Don't Retain That Class!

Let's take a look at a rather unsuspecting method.

- (void)setClass:(Class):class
          forKey:(NSString *)key;

There isn't much special about it. Most likely it belongs to some object that plays some dictionary-like role, but that doesn't really matter. What does is that I would have a hard time sleeping at night if I wrote that.

I'm a pedant. Let's sprinkle it with some magic pedant pixy dust and see what happens.

- (void)setClass:(Class __unsafe_unretained):class
          forKey:(NSString *)key;

Ah, so much better. I'll sleep well tonight, or at least the pedant within.

Class Singeltons

In Objective-C classes are objects and more so, they are global singletons. Every instance of NSString will return the same object when you call the -class method, the NSString class object. Getting ahold of these singletons are quite easy. You can send the +class method to the class or use objc_getClass from the runtime.

Class a = [NSString class];

#import <objc/runtime.h>
Class b = objc_getClass("NSString");

These both return the same object. Life is great.

Retaining a Class

Let's give it a try!

NSArray *array = @[ [NSString class] ];

This code executes without a hitch. NSArray retains all object in it and thus we have successfully retained a class object. I would normally just call -retain on it but hey, MRR is dead to me.

Here's another common pattern:

@interface MonkeyObject : NSObject
@property (nonatomic, strong) Class class;

Obviously assigning any class to the property will retain it since it is qualified with strong ownership. But is it safe?

It Isn't Safe

Any code that retains or releases a class can be unsafe depending on the actual class that is passed to it at run-time! Think for a moment, where does the class get the retain method in the first place?

NSLog(@"%@", [[NSString class] isKindOfClass:[NSObject class]] ? @"Yes" : @"No");

This prints "YES". The NSString class object is a subclass of NSObject. It is a subclass of its root class. That is where the -retain and -release methods come from (although it overrides them to no-op).

Let's make a class of our own.

@interface AbsolutelyNothing

Not to spoil the fun, but you can't retain the first one! It doesn't have the retain method, obviously. Let's try to put it in an array.

NSArray *array = @[ objc_getClass("AbsolutelyNothing") ];

We have to use objc_getClass because AbsolutelyNothing clearly doesn't implement the -class method, heh.

2014-03-14 10:20:58.436 Untitled[54459:507] *** NSForwarding: warning: object 0x10ce0f1c0 of class 'AbsolutelyNothing' does not implement methodSignatureForSelector: -- trouble ahead
2014-03-14 10:20:58.436 Untitled[54459:507] *** NSForwarding: warning: object 0x10ce0f1c0 of class 'AbsolutelyNothing' does not implement doesNotRecognizeSelector: -- abort
Run Command: line 1: 54459 Trace/BPT trap: 5       ./"$2" "${@:3}"

That's some mighty ugly vomit.

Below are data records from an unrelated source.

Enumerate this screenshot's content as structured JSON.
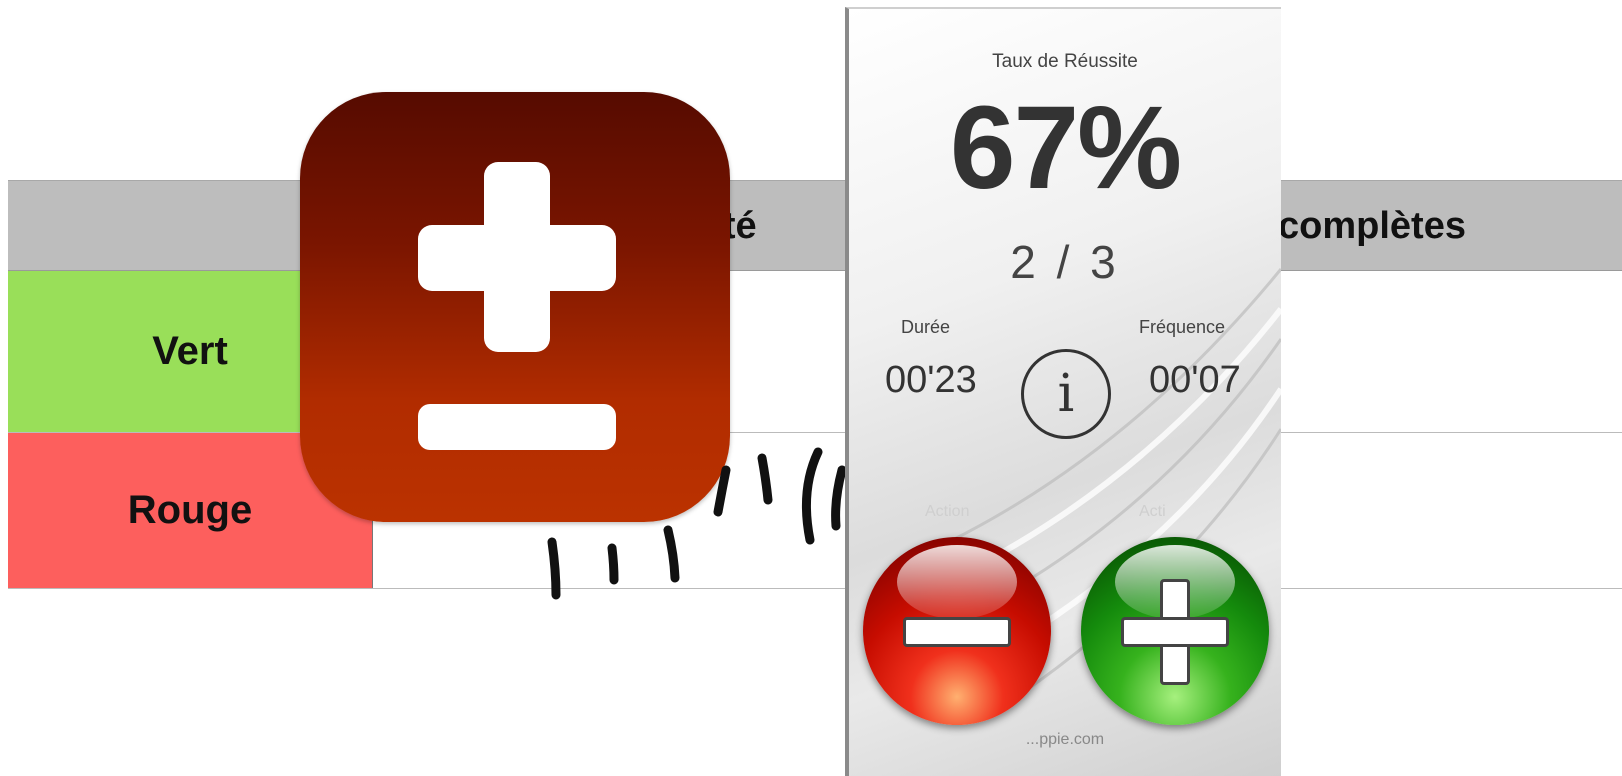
{
  "table": {
    "header": {
      "col2_fragment": "plété",
      "col3_fragment": "complètes"
    },
    "rows": [
      {
        "label": "Vert",
        "color": "#99df59"
      },
      {
        "label": "Rouge",
        "color": "#fd5f5d"
      }
    ]
  },
  "app_icon": {
    "icon": "plus-minus-icon",
    "accent": "#b12c00"
  },
  "phone": {
    "success_label": "Taux de Réussite",
    "success_percent": "67%",
    "success_ratio": "2 / 3",
    "duration_label": "Durée",
    "duration_value": "00'23",
    "frequency_label": "Fréquence",
    "frequency_value": "00'07",
    "info_icon": "info-icon",
    "info_glyph": "i",
    "action_left_label": "Action",
    "action_right_label": "Acti",
    "minus_button_icon": "minus-icon",
    "plus_button_icon": "plus-icon",
    "footer": "...ppie.com",
    "colors": {
      "minus_orb": "#c60c00",
      "plus_orb": "#148a0c"
    }
  }
}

Apparently we tried to send it a method it doesn't implement. Well duh, it doesn't implement any methods. If we want to invoke a selector on a class that it doesn't implement then the minimum we must do is implement methodSignatureForSelector: (due to the implementation of the forwarding path). Let's implement that just to see what it is trying to invoke.

@interface AbsolutelyNothing

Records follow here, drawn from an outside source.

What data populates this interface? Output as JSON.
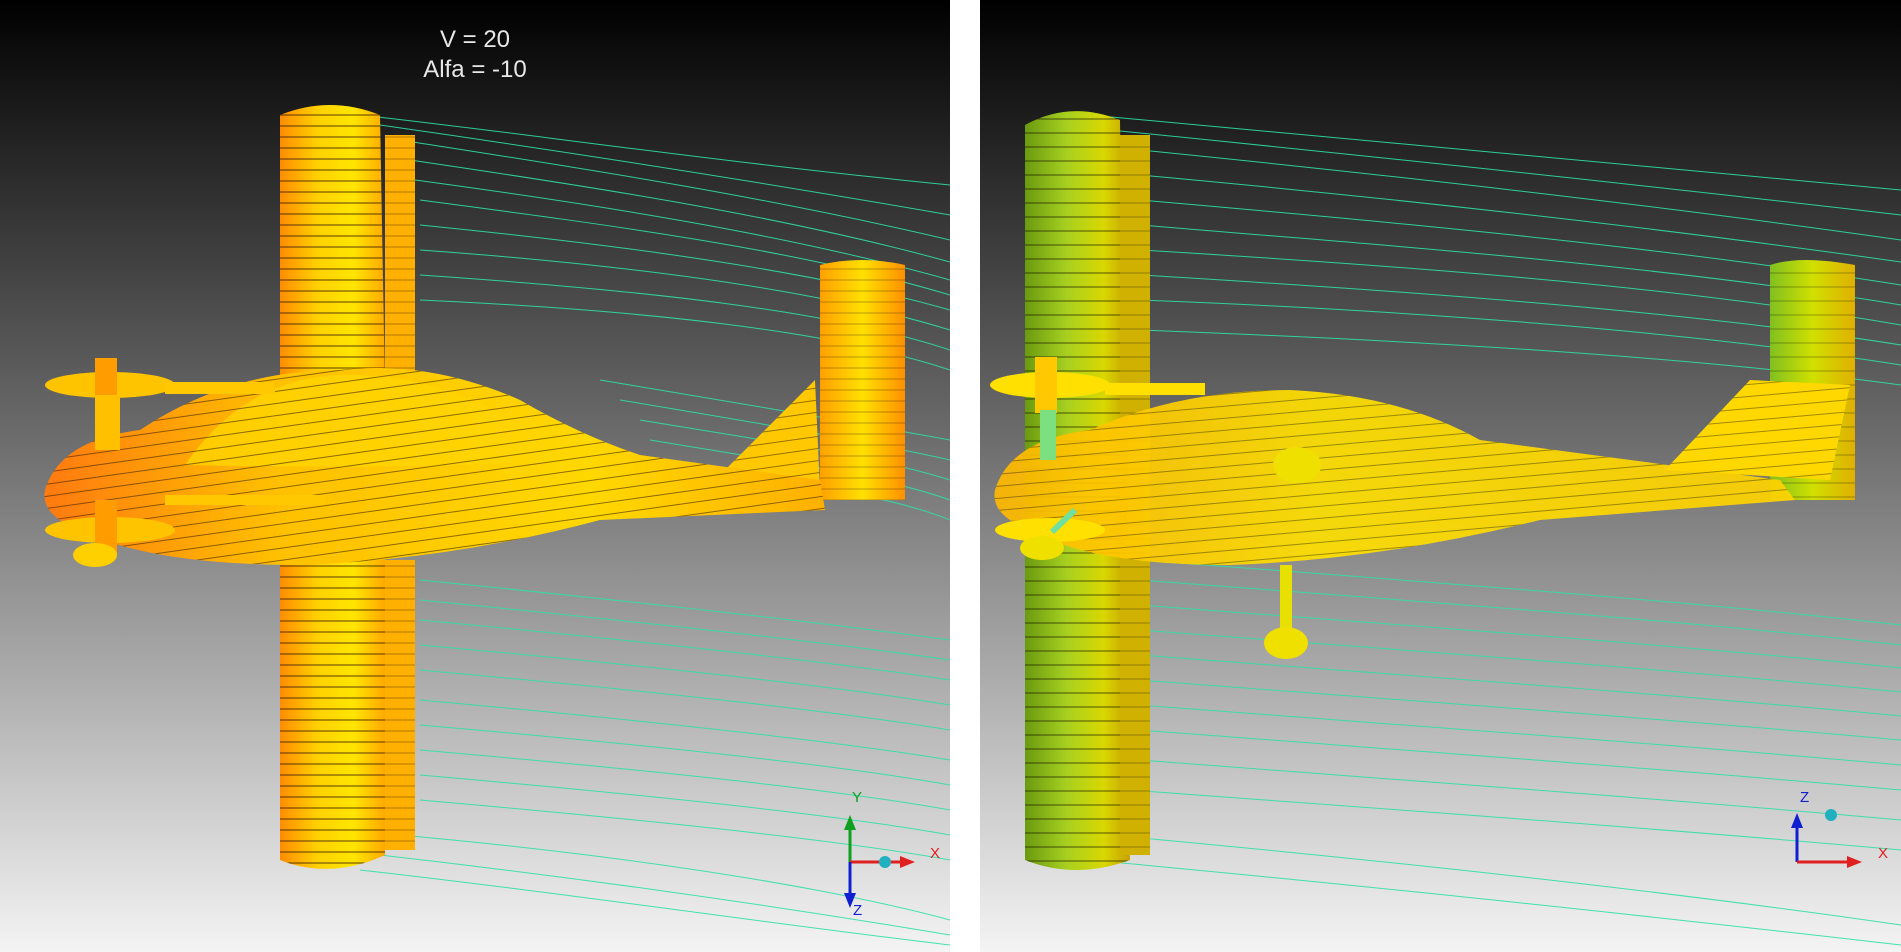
{
  "viewports": {
    "left": {
      "v_label": "V = 20",
      "alfa_label": "Alfa = -10",
      "axes": {
        "up": "Y",
        "right": "X",
        "down": "Z"
      }
    },
    "right": {
      "axes": {
        "up": "Z",
        "right": "X"
      }
    }
  },
  "colors": {
    "background_top": "#050505",
    "background_bottom": "#f2f2f2",
    "streamline": "#2fe0a8",
    "surface_orange": "#ff9a00",
    "surface_yellow": "#ffe400",
    "surface_green": "#8fd02a",
    "axis_x": "#e02020",
    "axis_y": "#10a020",
    "axis_z": "#1020d0"
  },
  "icons": [
    "airplane-model-icon",
    "coordinate-axes-icon"
  ]
}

@implementation AbsolutelyNothing
- (void)methodSignatureForSelector:(SEL):aSelector
  NSLog(@"Don't tell me to %@!", NSStringFromSelector(aSelector));

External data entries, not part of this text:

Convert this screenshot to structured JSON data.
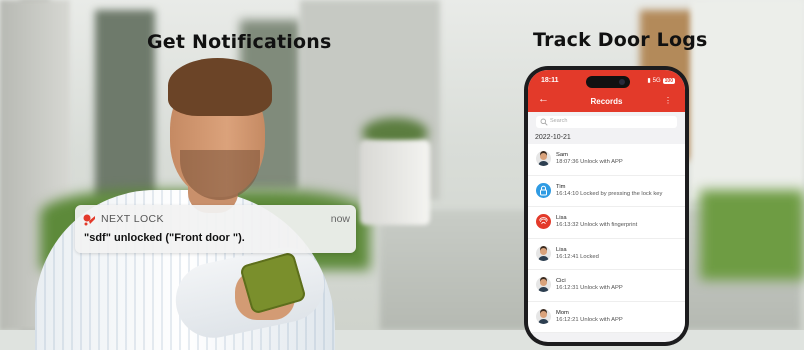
{
  "headings": {
    "left": "Get Notifications",
    "right": "Track Door Logs"
  },
  "notification": {
    "app_name": "NEXT LOCK",
    "time": "now",
    "message": "\"sdf\" unlocked (\"Front door \")."
  },
  "phone": {
    "status": {
      "time": "18:11",
      "network": "5G",
      "battery": "100"
    },
    "title": "Records",
    "back_icon": "arrow-left-icon",
    "menu_icon": "more-vertical-icon",
    "search_placeholder": "Search",
    "date": "2022-10-21",
    "records": [
      {
        "name": "Sam",
        "desc": "18:07:36 Unlock with APP",
        "icon": "person"
      },
      {
        "name": "Tim",
        "desc": "16:14:10 Locked by pressing the lock key",
        "icon": "lock"
      },
      {
        "name": "Lisa",
        "desc": "16:13:32 Unlock with fingerprint",
        "icon": "fingerprint"
      },
      {
        "name": "Lisa",
        "desc": "16:12:41 Locked",
        "icon": "person"
      },
      {
        "name": "Cici",
        "desc": "16:12:31 Unlock with APP",
        "icon": "person"
      },
      {
        "name": "Mom",
        "desc": "16:12:21 Unlock with APP",
        "icon": "person"
      }
    ]
  },
  "colors": {
    "accent": "#e33a2a",
    "lock_blue": "#2f9be3"
  }
}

NSArray *array = @[ objc_getClass("AbsolutelyNothing") ];

And when we run it...

2014-03-14 10:21:59.368 Untitled[54459:507] Don't tell me to retain!

See, I told you not to!

Unsafe-Unretain that Class!

Excellent grammar, right? :-P

All classes should be marked as unsafe-unretain when used as properties or passed as arguments to functions or selectors, otherwise you are going to have a bad time. Luckily you don't really have to worry about it. Clang has an exception for class objects that states

"As a special case, if the object’s base type is Class (possibly protocol-qualified), the type is adjusted to have __unsafe_unretained qualification instead."

Yay, Clang saves the day! Unfortunately this provision only exists when the type is Class. If there is no qualification whatsoever, the infamous id, then you are playing with fire since anyone could try to retain it.

The real issue here is that root classes that don't conform to the NSObject protocol are a real danger. Inserting an id into an array is only safe it if is id<NSObject>. Basically every method that takes an object really expects conformance to that protocol. Custom root classes are kind of nasty!

But why on Earth are you making root classes or using objects that don't implement -retain and -release? Stop it, or at least make it conform to the NSObject protocol.

Ah, the world is safe again.